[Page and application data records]
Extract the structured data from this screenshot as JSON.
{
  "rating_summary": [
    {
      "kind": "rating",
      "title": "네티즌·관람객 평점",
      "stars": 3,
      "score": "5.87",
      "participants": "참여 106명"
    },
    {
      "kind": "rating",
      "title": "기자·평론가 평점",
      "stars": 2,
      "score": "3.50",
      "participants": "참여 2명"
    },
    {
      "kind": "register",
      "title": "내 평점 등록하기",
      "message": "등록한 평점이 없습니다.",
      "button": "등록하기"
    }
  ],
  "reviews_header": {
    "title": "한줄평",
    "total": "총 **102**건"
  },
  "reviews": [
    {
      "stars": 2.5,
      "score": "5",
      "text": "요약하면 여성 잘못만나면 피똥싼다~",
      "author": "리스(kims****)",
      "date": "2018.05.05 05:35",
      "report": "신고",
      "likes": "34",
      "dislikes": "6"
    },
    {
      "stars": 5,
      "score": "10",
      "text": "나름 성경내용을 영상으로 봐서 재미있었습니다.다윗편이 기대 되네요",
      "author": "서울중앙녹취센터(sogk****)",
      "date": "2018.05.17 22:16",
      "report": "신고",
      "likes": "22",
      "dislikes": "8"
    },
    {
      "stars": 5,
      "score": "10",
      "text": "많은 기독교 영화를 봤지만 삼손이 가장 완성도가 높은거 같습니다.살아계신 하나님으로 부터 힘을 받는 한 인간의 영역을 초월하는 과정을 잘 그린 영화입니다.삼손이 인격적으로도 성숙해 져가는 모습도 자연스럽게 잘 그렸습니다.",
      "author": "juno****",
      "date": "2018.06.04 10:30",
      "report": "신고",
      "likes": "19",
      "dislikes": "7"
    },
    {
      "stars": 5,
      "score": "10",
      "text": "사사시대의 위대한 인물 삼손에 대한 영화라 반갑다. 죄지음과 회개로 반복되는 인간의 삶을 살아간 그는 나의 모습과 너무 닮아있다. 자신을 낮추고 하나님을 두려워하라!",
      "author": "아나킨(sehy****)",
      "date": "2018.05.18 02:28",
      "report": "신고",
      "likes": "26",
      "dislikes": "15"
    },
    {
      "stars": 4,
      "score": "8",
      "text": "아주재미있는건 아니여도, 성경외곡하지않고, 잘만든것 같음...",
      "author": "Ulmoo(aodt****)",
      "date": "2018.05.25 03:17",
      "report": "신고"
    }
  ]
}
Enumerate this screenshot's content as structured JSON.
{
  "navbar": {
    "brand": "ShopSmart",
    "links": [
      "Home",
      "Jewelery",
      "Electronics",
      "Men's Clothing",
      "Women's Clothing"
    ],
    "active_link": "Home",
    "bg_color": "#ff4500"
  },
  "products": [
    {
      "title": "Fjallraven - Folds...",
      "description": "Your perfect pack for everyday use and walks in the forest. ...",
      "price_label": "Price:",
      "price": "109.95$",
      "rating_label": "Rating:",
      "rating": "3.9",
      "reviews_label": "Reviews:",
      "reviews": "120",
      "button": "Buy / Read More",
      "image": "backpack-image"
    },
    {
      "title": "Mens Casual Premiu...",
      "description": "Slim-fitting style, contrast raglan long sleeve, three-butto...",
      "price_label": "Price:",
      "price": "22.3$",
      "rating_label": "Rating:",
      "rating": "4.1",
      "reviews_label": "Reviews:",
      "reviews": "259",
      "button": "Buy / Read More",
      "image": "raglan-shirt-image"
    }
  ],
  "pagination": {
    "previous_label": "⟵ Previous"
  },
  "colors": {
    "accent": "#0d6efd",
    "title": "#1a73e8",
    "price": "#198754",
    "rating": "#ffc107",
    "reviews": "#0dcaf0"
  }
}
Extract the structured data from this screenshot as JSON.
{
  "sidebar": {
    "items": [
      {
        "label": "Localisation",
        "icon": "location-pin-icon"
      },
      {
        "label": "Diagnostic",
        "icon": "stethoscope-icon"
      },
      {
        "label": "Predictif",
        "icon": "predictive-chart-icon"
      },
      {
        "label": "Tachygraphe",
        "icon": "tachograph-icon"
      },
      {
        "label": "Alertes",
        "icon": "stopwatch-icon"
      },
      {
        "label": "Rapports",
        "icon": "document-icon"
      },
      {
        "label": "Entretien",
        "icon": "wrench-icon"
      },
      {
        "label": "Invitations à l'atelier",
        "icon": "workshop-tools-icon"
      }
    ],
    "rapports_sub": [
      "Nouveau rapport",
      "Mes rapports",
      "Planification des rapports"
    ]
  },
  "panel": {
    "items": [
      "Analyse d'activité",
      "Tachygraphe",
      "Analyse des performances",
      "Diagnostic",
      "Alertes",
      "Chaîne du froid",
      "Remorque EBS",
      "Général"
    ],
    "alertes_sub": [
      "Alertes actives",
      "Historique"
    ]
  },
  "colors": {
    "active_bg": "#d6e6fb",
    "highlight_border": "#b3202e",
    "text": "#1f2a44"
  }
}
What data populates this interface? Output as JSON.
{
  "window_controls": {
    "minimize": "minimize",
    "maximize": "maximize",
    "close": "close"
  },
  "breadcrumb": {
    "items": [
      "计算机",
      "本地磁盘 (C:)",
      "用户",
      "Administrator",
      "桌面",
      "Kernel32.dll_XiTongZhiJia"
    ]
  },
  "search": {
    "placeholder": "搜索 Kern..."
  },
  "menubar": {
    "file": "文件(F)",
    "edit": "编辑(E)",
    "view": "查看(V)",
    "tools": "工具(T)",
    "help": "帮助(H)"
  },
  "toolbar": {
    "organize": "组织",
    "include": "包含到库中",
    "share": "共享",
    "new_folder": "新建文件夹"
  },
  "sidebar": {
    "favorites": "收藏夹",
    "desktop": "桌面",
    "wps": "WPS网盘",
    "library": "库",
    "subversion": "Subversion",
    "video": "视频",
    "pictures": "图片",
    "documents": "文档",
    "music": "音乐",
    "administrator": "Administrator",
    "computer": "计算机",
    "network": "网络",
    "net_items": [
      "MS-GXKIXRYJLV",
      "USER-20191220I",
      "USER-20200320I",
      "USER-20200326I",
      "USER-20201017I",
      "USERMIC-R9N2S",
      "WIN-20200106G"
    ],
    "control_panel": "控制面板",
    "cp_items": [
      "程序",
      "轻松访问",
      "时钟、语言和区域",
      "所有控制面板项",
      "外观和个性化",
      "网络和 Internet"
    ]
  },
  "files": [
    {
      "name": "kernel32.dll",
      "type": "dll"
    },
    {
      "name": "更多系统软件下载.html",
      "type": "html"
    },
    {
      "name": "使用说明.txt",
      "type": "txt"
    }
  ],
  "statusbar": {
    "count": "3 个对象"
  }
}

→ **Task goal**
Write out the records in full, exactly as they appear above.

→ **Task output**
Extract the structured data from this screenshot as JSON.
{
  "rating_summary": [
    {
      "kind": "rating",
      "title": "네티즌·관람객 평점",
      "stars": 3,
      "score": "5.87",
      "participants": "참여 106명"
    },
    {
      "kind": "rating",
      "title": "기자·평론가 평점",
      "stars": 2,
      "score": "3.50",
      "participants": "참여 2명"
    },
    {
      "kind": "register",
      "title": "내 평점 등록하기",
      "message": "등록한 평점이 없습니다.",
      "button": "등록하기"
    }
  ],
  "reviews_header": {
    "title": "한줄평",
    "total": "총 **102**건"
  },
  "reviews": [
    {
      "stars": 2.5,
      "score": "5",
      "text": "요약하면 여성 잘못만나면 피똥싼다~",
      "author": "리스(kims****)",
      "date": "2018.05.05 05:35",
      "report": "신고",
      "likes": "34",
      "dislikes": "6"
    },
    {
      "stars": 5,
      "score": "10",
      "text": "나름 성경내용을 영상으로 봐서 재미있었습니다.다윗편이 기대 되네요",
      "author": "서울중앙녹취센터(sogk****)",
      "date": "2018.05.17 22:16",
      "report": "신고",
      "likes": "22",
      "dislikes": "8"
    },
    {
      "stars": 5,
      "score": "10",
      "text": "많은 기독교 영화를 봤지만 삼손이 가장 완성도가 높은거 같습니다.살아계신 하나님으로 부터 힘을 받는 한 인간의 영역을 초월하는 과정을 잘 그린 영화입니다.삼손이 인격적으로도 성숙해 져가는 모습도 자연스럽게 잘 그렸습니다.",
      "author": "juno****",
      "date": "2018.06.04 10:30",
      "report": "신고",
      "likes": "19",
      "dislikes": "7"
    },
    {
      "stars": 5,
      "score": "10",
      "text": "사사시대의 위대한 인물 삼손에 대한 영화라 반갑다. 죄지음과 회개로 반복되는 인간의 삶을 살아간 그는 나의 모습과 너무 닮아있다. 자신을 낮추고 하나님을 두려워하라!",
      "author": "아나킨(sehy****)",
      "date": "2018.05.18 02:28",
      "report": "신고",
      "likes": "26",
      "dislikes": "15"
    },
    {
      "stars": 4,
      "score": "8",
      "text": "아주재미있는건 아니여도, 성경외곡하지않고, 잘만든것 같음...",
      "author": "Ulmoo(aodt****)",
      "date": "2018.05.25 03:17",
      "report": "신고"
    }
  ]
}
Enumerate this screenshot's content as structured JSON.
{
  "navbar": {
    "brand": "ShopSmart",
    "links": [
      "Home",
      "Jewelery",
      "Electronics",
      "Men's Clothing",
      "Women's Clothing"
    ],
    "active_link": "Home",
    "bg_color": "#ff4500"
  },
  "products": [
    {
      "title": "Fjallraven - Folds...",
      "description": "Your perfect pack for everyday use and walks in the forest. ...",
      "price_label": "Price:",
      "price": "109.95$",
      "rating_label": "Rating:",
      "rating": "3.9",
      "reviews_label": "Reviews:",
      "reviews": "120",
      "button": "Buy / Read More",
      "image": "backpack-image"
    },
    {
      "title": "Mens Casual Premiu...",
      "description": "Slim-fitting style, contrast raglan long sleeve, three-butto...",
      "price_label": "Price:",
      "price": "22.3$",
      "rating_label": "Rating:",
      "rating": "4.1",
      "reviews_label": "Reviews:",
      "reviews": "259",
      "button": "Buy / Read More",
      "image": "raglan-shirt-image"
    }
  ],
  "pagination": {
    "previous_label": "⟵ Previous"
  },
  "colors": {
    "accent": "#0d6efd",
    "title": "#1a73e8",
    "price": "#198754",
    "rating": "#ffc107",
    "reviews": "#0dcaf0"
  }
}
Extract the structured data from this screenshot as JSON.
{
  "sidebar": {
    "items": [
      {
        "label": "Localisation",
        "icon": "location-pin-icon"
      },
      {
        "label": "Diagnostic",
        "icon": "stethoscope-icon"
      },
      {
        "label": "Predictif",
        "icon": "predictive-chart-icon"
      },
      {
        "label": "Tachygraphe",
        "icon": "tachograph-icon"
      },
      {
        "label": "Alertes",
        "icon": "stopwatch-icon"
      },
      {
        "label": "Rapports",
        "icon": "document-icon"
      },
      {
        "label": "Entretien",
        "icon": "wrench-icon"
      },
      {
        "label": "Invitations à l'atelier",
        "icon": "workshop-tools-icon"
      }
    ],
    "rapports_sub": [
      "Nouveau rapport",
      "Mes rapports",
      "Planification des rapports"
    ]
  },
  "panel": {
    "items": [
      "Analyse d'activité",
      "Tachygraphe",
      "Analyse des performances",
      "Diagnostic",
      "Alertes",
      "Chaîne du froid",
      "Remorque EBS",
      "Général"
    ],
    "alertes_sub": [
      "Alertes actives",
      "Historique"
    ]
  },
  "colors": {
    "active_bg": "#d6e6fb",
    "highlight_border": "#b3202e",
    "text": "#1f2a44"
  }
}
What data populates this interface? Output as JSON.
{
  "window_controls": {
    "minimize": "minimize",
    "maximize": "maximize",
    "close": "close"
  },
  "breadcrumb": {
    "items": [
      "计算机",
      "本地磁盘 (C:)",
      "用户",
      "Administrator",
      "桌面",
      "Kernel32.dll_XiTongZhiJia"
    ]
  },
  "search": {
    "placeholder": "搜索 Kern..."
  },
  "menubar": {
    "file": "文件(F)",
    "edit": "编辑(E)",
    "view": "查看(V)",
    "tools": "工具(T)",
    "help": "帮助(H)"
  },
  "toolbar": {
    "organize": "组织",
    "include": "包含到库中",
    "share": "共享",
    "new_folder": "新建文件夹"
  },
  "sidebar": {
    "favorites": "收藏夹",
    "desktop": "桌面",
    "wps": "WPS网盘",
    "library": "库",
    "subversion": "Subversion",
    "video": "视频",
    "pictures": "图片",
    "documents": "文档",
    "music": "音乐",
    "administrator": "Administrator",
    "computer": "计算机",
    "network": "网络",
    "net_items": [
      "MS-GXKIXRYJLV",
      "USER-20191220I",
      "USER-20200320I",
      "USER-20200326I",
      "USER-20201017I",
      "USERMIC-R9N2S",
      "WIN-20200106G"
    ],
    "control_panel": "控制面板",
    "cp_items": [
      "程序",
      "轻松访问",
      "时钟、语言和区域",
      "所有控制面板项",
      "外观和个性化",
      "网络和 Internet"
    ]
  },
  "files": [
    {
      "name": "kernel32.dll",
      "type": "dll"
    },
    {
      "name": "更多系统软件下载.html",
      "type": "html"
    },
    {
      "name": "使用说明.txt",
      "type": "txt"
    }
  ],
  "statusbar": {
    "count": "3 个对象"
  }
}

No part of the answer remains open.